-- ASSIGNMENT --
Check every line below for the word "Facultatea" and copy each one that has it.

EXTRACTED ENTRIES section start

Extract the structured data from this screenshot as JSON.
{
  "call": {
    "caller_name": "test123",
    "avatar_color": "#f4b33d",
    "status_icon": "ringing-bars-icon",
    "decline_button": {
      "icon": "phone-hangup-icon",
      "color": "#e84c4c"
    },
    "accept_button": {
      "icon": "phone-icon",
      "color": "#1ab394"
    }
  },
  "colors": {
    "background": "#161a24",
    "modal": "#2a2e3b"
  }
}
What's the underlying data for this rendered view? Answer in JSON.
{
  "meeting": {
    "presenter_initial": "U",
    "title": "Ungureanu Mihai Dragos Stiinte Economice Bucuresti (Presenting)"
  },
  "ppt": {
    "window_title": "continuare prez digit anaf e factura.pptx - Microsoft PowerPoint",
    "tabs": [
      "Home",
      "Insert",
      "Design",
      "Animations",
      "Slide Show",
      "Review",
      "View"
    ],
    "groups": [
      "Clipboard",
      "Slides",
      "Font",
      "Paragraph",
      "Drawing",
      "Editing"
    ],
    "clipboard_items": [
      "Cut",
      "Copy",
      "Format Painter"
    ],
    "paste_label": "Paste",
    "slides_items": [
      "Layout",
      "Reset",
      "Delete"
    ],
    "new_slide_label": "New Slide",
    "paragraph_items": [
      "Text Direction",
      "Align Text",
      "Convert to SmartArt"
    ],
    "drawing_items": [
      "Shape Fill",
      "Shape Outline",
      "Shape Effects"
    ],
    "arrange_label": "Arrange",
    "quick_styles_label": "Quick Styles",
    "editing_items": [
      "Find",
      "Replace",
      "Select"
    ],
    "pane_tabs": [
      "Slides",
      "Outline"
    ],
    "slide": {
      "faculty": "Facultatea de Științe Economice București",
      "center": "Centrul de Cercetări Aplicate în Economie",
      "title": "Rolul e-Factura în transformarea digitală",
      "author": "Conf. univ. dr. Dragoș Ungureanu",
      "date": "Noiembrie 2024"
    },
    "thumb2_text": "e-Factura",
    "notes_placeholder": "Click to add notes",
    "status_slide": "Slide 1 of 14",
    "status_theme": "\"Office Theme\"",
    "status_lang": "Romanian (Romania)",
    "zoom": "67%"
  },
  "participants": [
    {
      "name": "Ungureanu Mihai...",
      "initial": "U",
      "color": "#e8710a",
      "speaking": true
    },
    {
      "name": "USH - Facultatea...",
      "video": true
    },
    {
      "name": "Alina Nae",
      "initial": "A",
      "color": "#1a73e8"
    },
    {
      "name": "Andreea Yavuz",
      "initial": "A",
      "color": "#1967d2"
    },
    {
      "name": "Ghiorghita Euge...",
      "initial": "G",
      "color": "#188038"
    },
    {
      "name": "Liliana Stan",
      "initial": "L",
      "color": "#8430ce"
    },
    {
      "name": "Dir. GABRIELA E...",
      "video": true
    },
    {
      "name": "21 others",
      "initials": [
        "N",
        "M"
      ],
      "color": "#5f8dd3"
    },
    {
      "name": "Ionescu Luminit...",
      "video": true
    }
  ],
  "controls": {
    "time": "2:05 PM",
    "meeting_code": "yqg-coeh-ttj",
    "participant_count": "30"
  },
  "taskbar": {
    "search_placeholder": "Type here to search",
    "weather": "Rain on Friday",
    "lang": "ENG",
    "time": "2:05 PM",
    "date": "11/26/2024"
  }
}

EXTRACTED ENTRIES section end

-- TASK ANSWER --
      "faculty": "Facultatea de Științe Economice București",
      "name": "USH - Facultatea...",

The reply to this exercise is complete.